[Website and app data records]
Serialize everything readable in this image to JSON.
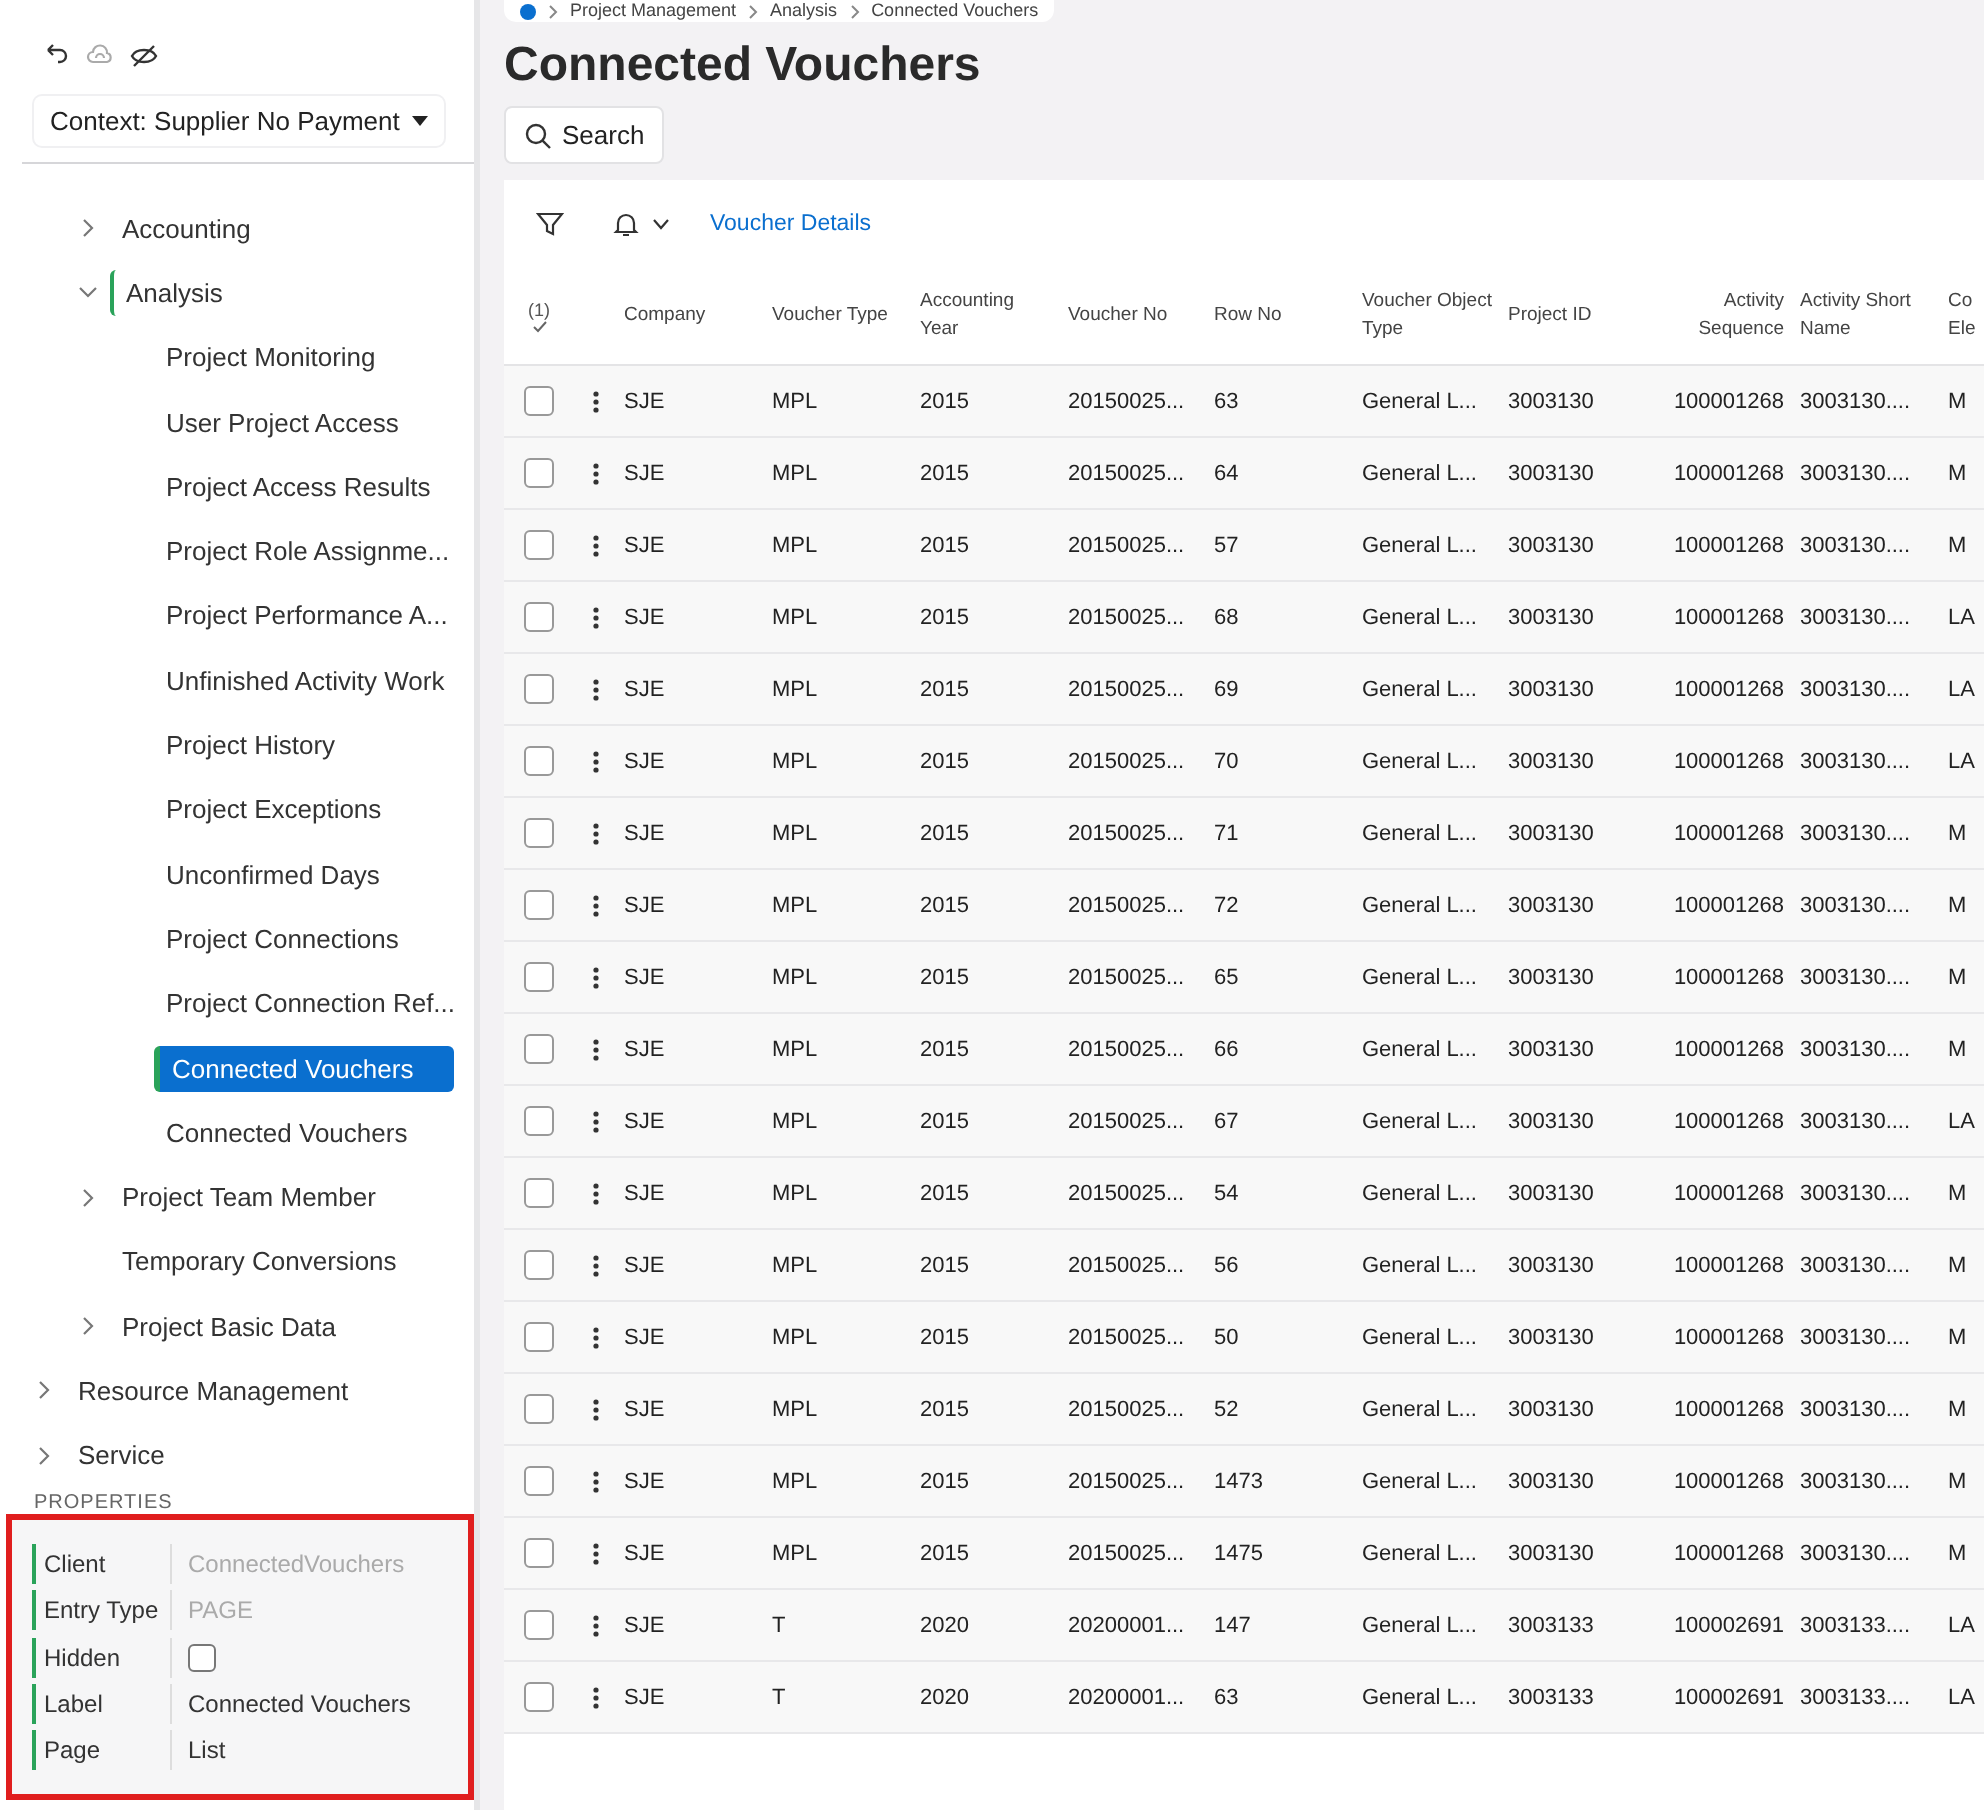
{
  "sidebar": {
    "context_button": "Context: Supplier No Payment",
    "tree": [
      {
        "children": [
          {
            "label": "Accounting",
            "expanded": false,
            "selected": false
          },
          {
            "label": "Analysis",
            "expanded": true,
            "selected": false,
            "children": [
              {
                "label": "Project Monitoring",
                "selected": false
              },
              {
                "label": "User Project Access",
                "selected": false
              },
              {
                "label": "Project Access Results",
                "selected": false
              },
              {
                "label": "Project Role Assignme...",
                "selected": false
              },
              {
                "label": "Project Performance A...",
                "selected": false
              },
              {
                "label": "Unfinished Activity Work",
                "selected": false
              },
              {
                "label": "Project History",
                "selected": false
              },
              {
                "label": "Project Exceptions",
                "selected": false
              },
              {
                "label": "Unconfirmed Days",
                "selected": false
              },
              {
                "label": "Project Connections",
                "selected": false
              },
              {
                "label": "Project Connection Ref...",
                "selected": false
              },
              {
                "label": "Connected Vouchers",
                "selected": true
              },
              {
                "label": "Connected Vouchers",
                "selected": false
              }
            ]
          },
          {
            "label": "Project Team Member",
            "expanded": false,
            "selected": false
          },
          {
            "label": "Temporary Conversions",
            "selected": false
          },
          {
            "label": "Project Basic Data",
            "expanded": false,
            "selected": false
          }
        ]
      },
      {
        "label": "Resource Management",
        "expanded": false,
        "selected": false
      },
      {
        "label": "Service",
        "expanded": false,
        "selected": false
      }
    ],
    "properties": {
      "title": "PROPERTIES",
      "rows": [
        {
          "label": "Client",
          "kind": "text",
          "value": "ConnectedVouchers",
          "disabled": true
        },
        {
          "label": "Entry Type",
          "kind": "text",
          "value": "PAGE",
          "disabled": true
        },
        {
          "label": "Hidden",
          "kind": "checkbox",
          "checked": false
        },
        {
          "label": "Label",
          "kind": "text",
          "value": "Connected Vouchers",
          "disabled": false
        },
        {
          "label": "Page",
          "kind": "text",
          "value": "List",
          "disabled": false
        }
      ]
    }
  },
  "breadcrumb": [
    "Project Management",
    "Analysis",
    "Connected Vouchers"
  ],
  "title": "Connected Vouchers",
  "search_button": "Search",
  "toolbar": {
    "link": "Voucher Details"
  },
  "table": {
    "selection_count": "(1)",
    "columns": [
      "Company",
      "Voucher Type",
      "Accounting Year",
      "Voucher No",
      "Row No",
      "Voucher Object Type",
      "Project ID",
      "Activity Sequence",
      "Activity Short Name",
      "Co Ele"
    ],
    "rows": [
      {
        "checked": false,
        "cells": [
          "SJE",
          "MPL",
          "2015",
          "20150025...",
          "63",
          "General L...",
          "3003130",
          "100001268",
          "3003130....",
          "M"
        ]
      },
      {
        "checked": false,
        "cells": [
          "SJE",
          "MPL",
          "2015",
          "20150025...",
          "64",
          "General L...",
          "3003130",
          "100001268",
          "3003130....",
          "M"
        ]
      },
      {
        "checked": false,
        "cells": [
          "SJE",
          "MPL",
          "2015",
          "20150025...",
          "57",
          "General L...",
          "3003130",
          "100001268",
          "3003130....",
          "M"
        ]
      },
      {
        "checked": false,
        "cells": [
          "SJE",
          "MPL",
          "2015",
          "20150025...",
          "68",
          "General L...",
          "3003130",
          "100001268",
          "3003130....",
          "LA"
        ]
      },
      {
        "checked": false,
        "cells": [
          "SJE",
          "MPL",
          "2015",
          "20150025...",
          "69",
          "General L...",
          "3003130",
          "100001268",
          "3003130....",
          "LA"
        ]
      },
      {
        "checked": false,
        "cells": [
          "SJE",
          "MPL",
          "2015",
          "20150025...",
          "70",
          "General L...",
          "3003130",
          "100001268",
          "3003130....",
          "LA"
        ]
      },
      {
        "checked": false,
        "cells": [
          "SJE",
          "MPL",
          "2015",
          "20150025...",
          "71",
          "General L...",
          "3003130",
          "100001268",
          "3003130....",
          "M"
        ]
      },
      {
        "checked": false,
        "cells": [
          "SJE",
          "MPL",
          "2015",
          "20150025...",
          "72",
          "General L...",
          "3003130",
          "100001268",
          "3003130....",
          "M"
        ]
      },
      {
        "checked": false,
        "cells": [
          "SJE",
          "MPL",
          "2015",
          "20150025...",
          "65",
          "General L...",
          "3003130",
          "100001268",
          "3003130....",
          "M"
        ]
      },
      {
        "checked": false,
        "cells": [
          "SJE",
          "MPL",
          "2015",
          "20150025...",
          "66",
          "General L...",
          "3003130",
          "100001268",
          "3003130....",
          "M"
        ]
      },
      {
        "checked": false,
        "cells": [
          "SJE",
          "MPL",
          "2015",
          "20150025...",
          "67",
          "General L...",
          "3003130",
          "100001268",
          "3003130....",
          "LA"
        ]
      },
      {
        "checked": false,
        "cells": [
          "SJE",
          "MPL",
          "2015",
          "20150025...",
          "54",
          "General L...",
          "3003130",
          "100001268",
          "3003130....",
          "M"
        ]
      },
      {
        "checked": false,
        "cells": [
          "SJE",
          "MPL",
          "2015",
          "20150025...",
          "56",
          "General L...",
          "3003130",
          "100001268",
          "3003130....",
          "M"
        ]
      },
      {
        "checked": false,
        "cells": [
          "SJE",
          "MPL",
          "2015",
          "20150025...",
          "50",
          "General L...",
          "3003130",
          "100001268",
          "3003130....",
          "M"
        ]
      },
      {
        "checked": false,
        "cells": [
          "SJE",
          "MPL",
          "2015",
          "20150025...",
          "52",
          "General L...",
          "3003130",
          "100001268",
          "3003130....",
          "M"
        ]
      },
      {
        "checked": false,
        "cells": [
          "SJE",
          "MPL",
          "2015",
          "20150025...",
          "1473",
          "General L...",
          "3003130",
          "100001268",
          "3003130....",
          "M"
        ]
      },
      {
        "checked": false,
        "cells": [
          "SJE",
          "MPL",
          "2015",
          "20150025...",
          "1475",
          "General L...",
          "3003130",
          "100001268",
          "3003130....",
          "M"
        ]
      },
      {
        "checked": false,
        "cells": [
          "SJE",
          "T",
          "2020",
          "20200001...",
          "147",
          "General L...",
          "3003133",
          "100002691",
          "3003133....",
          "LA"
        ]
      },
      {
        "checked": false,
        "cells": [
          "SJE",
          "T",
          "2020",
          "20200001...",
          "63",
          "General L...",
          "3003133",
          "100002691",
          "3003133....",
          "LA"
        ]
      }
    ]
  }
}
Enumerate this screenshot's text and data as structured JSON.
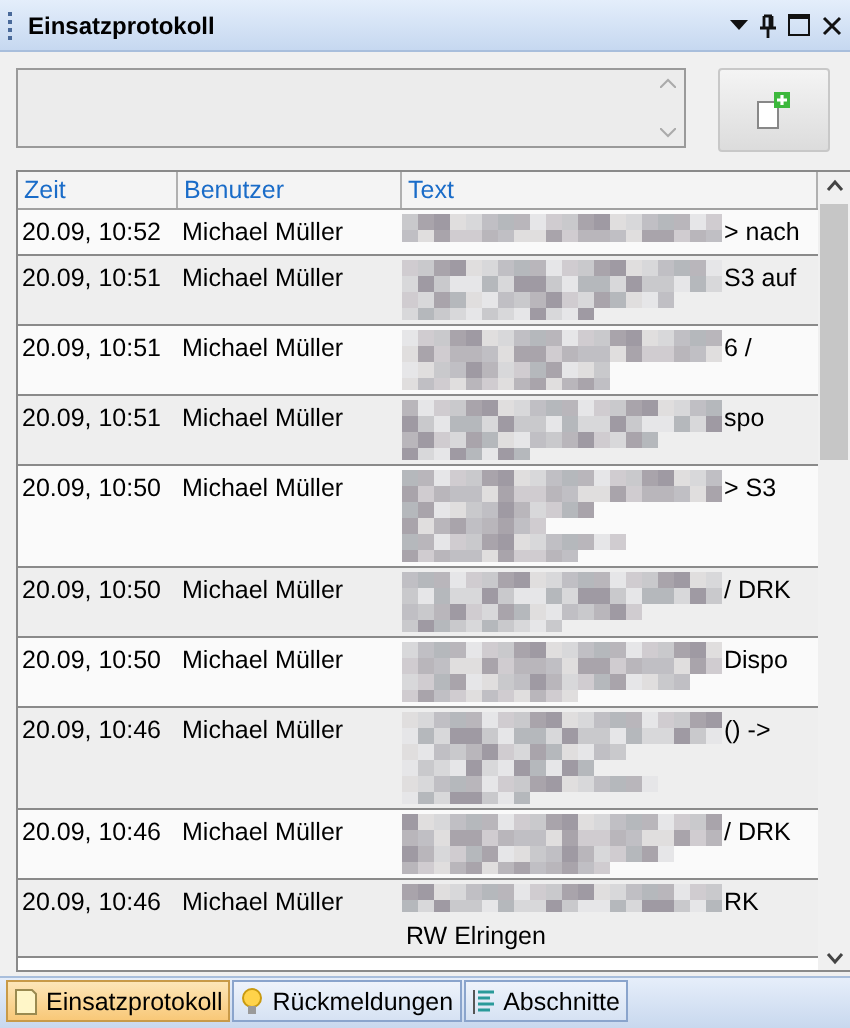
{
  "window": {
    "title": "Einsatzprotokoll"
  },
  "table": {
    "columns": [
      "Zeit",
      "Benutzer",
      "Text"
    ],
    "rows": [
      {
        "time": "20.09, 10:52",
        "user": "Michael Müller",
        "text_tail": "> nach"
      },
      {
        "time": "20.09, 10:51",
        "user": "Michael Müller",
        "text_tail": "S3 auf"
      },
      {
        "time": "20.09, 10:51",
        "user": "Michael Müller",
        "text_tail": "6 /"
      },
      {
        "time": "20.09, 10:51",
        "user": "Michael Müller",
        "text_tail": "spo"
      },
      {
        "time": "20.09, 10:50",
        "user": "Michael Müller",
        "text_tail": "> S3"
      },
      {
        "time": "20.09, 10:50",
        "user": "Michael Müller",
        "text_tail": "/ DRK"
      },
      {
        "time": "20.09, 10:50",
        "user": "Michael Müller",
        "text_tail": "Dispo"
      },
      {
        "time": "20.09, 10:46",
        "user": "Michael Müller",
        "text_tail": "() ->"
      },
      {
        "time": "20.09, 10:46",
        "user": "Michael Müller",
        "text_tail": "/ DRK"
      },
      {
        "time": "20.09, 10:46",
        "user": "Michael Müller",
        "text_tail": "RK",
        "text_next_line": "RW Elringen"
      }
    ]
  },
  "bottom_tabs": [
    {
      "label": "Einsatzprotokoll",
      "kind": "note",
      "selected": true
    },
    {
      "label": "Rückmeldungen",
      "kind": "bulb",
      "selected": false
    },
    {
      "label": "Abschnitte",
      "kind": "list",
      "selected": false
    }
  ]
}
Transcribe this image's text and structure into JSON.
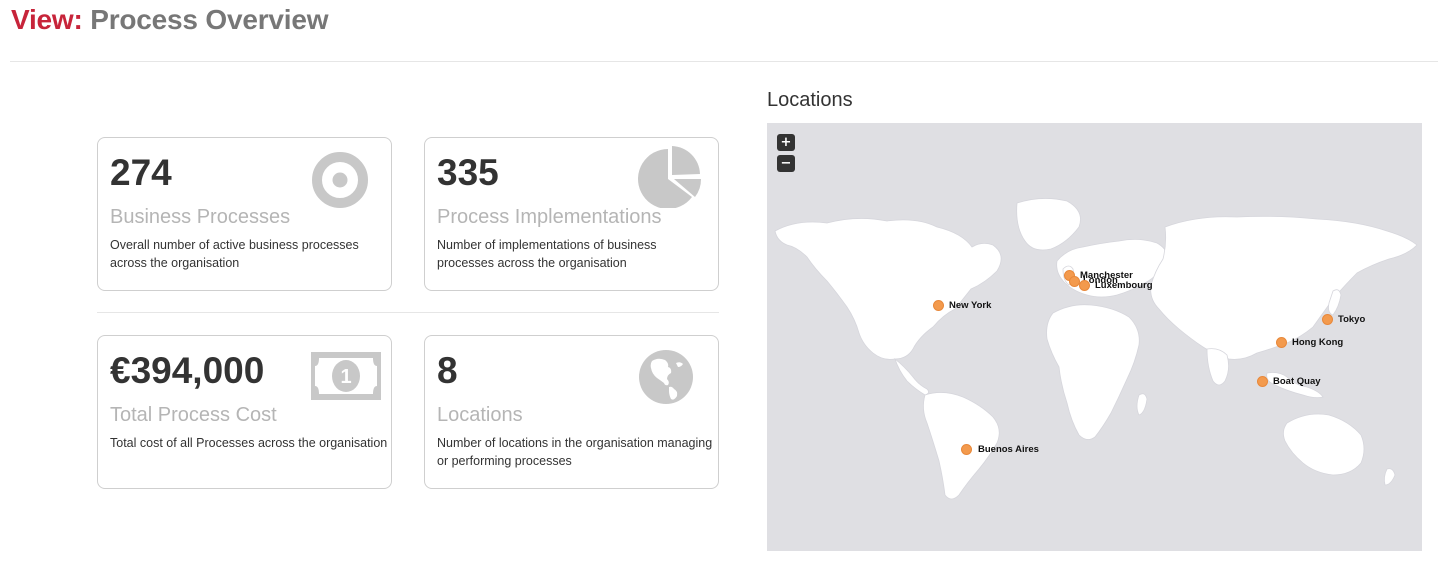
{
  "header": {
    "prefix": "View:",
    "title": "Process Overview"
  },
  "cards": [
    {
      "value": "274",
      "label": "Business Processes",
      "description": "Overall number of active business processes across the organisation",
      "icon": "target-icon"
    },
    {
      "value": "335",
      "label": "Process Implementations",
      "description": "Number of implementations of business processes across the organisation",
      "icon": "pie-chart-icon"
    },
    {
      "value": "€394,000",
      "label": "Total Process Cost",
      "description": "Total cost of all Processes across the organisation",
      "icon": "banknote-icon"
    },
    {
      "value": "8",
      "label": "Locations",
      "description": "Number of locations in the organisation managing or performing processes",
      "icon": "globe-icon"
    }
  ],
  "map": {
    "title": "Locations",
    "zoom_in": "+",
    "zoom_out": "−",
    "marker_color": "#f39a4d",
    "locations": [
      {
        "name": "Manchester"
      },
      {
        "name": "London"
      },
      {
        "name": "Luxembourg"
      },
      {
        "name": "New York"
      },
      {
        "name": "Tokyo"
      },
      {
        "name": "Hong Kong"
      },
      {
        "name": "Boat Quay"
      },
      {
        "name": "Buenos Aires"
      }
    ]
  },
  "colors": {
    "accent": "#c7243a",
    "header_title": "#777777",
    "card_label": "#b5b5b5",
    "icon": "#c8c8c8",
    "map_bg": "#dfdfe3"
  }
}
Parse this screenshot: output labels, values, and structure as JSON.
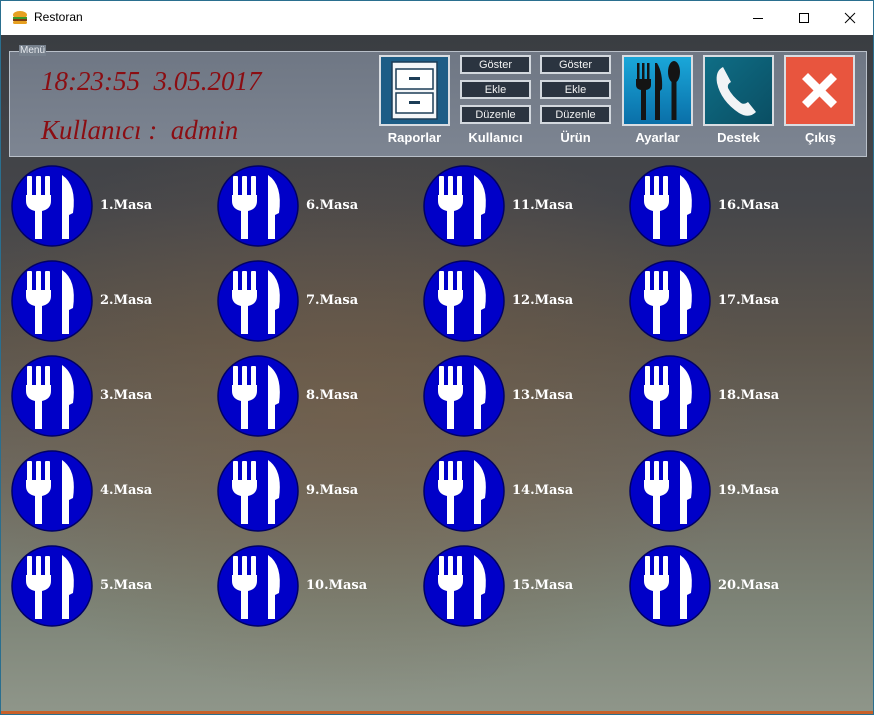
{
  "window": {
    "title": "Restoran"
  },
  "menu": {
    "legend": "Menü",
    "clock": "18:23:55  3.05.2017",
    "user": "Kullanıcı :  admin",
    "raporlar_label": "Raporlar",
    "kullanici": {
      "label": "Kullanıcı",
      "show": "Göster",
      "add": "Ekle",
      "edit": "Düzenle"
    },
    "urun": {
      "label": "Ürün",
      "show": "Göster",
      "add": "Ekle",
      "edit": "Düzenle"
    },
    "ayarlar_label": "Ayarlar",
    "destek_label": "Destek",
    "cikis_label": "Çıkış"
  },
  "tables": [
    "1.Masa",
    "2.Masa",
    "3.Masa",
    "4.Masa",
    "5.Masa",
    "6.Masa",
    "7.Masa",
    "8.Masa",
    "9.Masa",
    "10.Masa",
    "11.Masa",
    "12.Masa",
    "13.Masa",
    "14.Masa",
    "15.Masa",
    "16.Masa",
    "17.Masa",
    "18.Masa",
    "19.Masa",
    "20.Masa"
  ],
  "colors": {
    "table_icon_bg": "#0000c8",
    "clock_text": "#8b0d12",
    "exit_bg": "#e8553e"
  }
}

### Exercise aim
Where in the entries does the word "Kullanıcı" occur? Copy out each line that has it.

### Response area
    "user": "Kullanıcı :  admin",
      "label": "Kullanıcı",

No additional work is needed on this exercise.